> _Instructions to follow_
Print each of the records below, leaving every word as it is.

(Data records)
#####
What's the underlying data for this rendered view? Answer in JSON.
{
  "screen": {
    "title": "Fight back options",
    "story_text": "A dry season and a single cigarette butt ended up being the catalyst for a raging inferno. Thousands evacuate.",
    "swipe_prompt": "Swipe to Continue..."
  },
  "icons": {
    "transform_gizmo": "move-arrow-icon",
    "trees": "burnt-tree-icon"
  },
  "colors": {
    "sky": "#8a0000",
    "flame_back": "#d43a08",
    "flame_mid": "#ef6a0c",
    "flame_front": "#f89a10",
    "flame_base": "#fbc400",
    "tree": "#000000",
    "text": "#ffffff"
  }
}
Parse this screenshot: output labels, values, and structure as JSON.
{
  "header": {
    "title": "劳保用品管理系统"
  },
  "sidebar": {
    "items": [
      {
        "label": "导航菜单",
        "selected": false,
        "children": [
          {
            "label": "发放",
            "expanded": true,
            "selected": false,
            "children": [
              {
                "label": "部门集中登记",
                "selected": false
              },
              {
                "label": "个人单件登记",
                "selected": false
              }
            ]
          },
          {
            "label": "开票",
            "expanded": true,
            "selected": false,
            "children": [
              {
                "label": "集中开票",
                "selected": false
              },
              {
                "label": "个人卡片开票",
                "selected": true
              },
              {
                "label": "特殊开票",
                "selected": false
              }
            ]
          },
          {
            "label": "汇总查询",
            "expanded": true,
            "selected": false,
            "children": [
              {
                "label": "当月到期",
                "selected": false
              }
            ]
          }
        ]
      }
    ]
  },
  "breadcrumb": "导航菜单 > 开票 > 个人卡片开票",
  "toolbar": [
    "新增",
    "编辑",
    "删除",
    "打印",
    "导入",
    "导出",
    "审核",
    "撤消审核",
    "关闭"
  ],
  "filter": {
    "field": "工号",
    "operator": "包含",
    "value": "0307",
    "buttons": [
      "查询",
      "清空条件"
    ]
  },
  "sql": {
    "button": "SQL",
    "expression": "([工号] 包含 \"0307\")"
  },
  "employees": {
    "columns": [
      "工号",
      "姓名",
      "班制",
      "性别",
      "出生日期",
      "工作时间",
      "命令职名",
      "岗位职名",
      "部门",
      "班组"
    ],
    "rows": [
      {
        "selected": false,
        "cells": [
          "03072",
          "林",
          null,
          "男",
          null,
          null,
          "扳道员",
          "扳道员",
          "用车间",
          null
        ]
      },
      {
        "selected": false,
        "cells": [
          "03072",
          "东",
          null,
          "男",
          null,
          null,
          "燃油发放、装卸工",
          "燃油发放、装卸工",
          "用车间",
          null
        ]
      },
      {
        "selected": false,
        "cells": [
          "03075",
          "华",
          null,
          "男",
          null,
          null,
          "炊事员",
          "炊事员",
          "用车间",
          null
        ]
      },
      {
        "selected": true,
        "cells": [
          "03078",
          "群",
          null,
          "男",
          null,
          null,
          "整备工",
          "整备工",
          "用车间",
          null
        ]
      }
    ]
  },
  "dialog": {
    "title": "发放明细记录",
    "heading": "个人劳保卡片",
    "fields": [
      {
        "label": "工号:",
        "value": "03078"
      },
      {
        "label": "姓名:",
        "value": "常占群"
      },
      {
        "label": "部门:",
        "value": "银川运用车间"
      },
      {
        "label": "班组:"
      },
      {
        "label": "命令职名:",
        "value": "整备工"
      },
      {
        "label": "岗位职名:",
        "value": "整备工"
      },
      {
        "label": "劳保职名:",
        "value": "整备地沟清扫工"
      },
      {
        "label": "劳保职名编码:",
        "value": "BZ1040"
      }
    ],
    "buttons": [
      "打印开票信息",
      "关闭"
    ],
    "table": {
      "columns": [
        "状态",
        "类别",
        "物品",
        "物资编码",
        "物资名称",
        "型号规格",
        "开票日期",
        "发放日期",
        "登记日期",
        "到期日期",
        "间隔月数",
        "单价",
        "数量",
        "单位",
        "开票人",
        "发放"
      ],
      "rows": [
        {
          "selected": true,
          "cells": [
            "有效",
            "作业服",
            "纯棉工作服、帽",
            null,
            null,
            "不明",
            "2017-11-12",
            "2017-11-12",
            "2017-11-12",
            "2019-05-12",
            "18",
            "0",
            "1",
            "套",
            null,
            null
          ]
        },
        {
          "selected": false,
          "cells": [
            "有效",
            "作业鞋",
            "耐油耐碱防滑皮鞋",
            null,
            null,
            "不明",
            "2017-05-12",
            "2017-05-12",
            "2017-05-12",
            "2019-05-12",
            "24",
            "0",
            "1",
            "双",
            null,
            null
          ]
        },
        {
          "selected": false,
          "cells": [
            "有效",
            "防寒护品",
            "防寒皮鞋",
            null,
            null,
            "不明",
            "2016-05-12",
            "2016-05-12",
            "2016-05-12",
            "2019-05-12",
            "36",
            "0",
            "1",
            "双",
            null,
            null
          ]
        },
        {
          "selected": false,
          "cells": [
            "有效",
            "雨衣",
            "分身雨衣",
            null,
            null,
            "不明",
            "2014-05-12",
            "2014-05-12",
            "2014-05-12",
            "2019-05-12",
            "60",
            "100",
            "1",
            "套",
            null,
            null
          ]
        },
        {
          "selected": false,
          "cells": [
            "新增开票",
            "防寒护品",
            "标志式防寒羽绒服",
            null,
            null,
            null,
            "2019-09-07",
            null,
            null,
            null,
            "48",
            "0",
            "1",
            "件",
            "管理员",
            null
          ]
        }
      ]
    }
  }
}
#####
> _Solution_
What's the underlying data for this rendered view? Answer in JSON.
{
  "screen": {
    "title": "Fight back options",
    "story_text": "A dry season and a single cigarette butt ended up being the catalyst for a raging inferno. Thousands evacuate.",
    "swipe_prompt": "Swipe to Continue..."
  },
  "icons": {
    "transform_gizmo": "move-arrow-icon",
    "trees": "burnt-tree-icon"
  },
  "colors": {
    "sky": "#8a0000",
    "flame_back": "#d43a08",
    "flame_mid": "#ef6a0c",
    "flame_front": "#f89a10",
    "flame_base": "#fbc400",
    "tree": "#000000",
    "text": "#ffffff"
  }
}
Parse this screenshot: output labels, values, and structure as JSON.
{
  "header": {
    "title": "劳保用品管理系统"
  },
  "sidebar": {
    "items": [
      {
        "label": "导航菜单",
        "selected": false,
        "children": [
          {
            "label": "发放",
            "expanded": true,
            "selected": false,
            "children": [
              {
                "label": "部门集中登记",
                "selected": false
              },
              {
                "label": "个人单件登记",
                "selected": false
              }
            ]
          },
          {
            "label": "开票",
            "expanded": true,
            "selected": false,
            "children": [
              {
                "label": "集中开票",
                "selected": false
              },
              {
                "label": "个人卡片开票",
                "selected": true
              },
              {
                "label": "特殊开票",
                "selected": false
              }
            ]
          },
          {
            "label": "汇总查询",
            "expanded": true,
            "selected": false,
            "children": [
              {
                "label": "当月到期",
                "selected": false
              }
            ]
          }
        ]
      }
    ]
  },
  "breadcrumb": "导航菜单 > 开票 > 个人卡片开票",
  "toolbar": [
    "新增",
    "编辑",
    "删除",
    "打印",
    "导入",
    "导出",
    "审核",
    "撤消审核",
    "关闭"
  ],
  "filter": {
    "field": "工号",
    "operator": "包含",
    "value": "0307",
    "buttons": [
      "查询",
      "清空条件"
    ]
  },
  "sql": {
    "button": "SQL",
    "expression": "([工号] 包含 \"0307\")"
  },
  "employees": {
    "columns": [
      "工号",
      "姓名",
      "班制",
      "性别",
      "出生日期",
      "工作时间",
      "命令职名",
      "岗位职名",
      "部门",
      "班组"
    ],
    "rows": [
      {
        "selected": false,
        "cells": [
          "03072",
          "林",
          null,
          "男",
          null,
          null,
          "扳道员",
          "扳道员",
          "用车间",
          null
        ]
      },
      {
        "selected": false,
        "cells": [
          "03072",
          "东",
          null,
          "男",
          null,
          null,
          "燃油发放、装卸工",
          "燃油发放、装卸工",
          "用车间",
          null
        ]
      },
      {
        "selected": false,
        "cells": [
          "03075",
          "华",
          null,
          "男",
          null,
          null,
          "炊事员",
          "炊事员",
          "用车间",
          null
        ]
      },
      {
        "selected": true,
        "cells": [
          "03078",
          "群",
          null,
          "男",
          null,
          null,
          "整备工",
          "整备工",
          "用车间",
          null
        ]
      }
    ]
  },
  "dialog": {
    "title": "发放明细记录",
    "heading": "个人劳保卡片",
    "fields": [
      {
        "label": "工号:",
        "value": "03078"
      },
      {
        "label": "姓名:",
        "value": "常占群"
      },
      {
        "label": "部门:",
        "value": "银川运用车间"
      },
      {
        "label": "班组:"
      },
      {
        "label": "命令职名:",
        "value": "整备工"
      },
      {
        "label": "岗位职名:",
        "value": "整备工"
      },
      {
        "label": "劳保职名:",
        "value": "整备地沟清扫工"
      },
      {
        "label": "劳保职名编码:",
        "value": "BZ1040"
      }
    ],
    "buttons": [
      "打印开票信息",
      "关闭"
    ],
    "table": {
      "columns": [
        "状态",
        "类别",
        "物品",
        "物资编码",
        "物资名称",
        "型号规格",
        "开票日期",
        "发放日期",
        "登记日期",
        "到期日期",
        "间隔月数",
        "单价",
        "数量",
        "单位",
        "开票人",
        "发放"
      ],
      "rows": [
        {
          "selected": true,
          "cells": [
            "有效",
            "作业服",
            "纯棉工作服、帽",
            null,
            null,
            "不明",
            "2017-11-12",
            "2017-11-12",
            "2017-11-12",
            "2019-05-12",
            "18",
            "0",
            "1",
            "套",
            null,
            null
          ]
        },
        {
          "selected": false,
          "cells": [
            "有效",
            "作业鞋",
            "耐油耐碱防滑皮鞋",
            null,
            null,
            "不明",
            "2017-05-12",
            "2017-05-12",
            "2017-05-12",
            "2019-05-12",
            "24",
            "0",
            "1",
            "双",
            null,
            null
          ]
        },
        {
          "selected": false,
          "cells": [
            "有效",
            "防寒护品",
            "防寒皮鞋",
            null,
            null,
            "不明",
            "2016-05-12",
            "2016-05-12",
            "2016-05-12",
            "2019-05-12",
            "36",
            "0",
            "1",
            "双",
            null,
            null
          ]
        },
        {
          "selected": false,
          "cells": [
            "有效",
            "雨衣",
            "分身雨衣",
            null,
            null,
            "不明",
            "2014-05-12",
            "2014-05-12",
            "2014-05-12",
            "2019-05-12",
            "60",
            "100",
            "1",
            "套",
            null,
            null
          ]
        },
        {
          "selected": false,
          "cells": [
            "新增开票",
            "防寒护品",
            "标志式防寒羽绒服",
            null,
            null,
            null,
            "2019-09-07",
            null,
            null,
            null,
            "48",
            "0",
            "1",
            "件",
            "管理员",
            null
          ]
        }
      ]
    }
  }
}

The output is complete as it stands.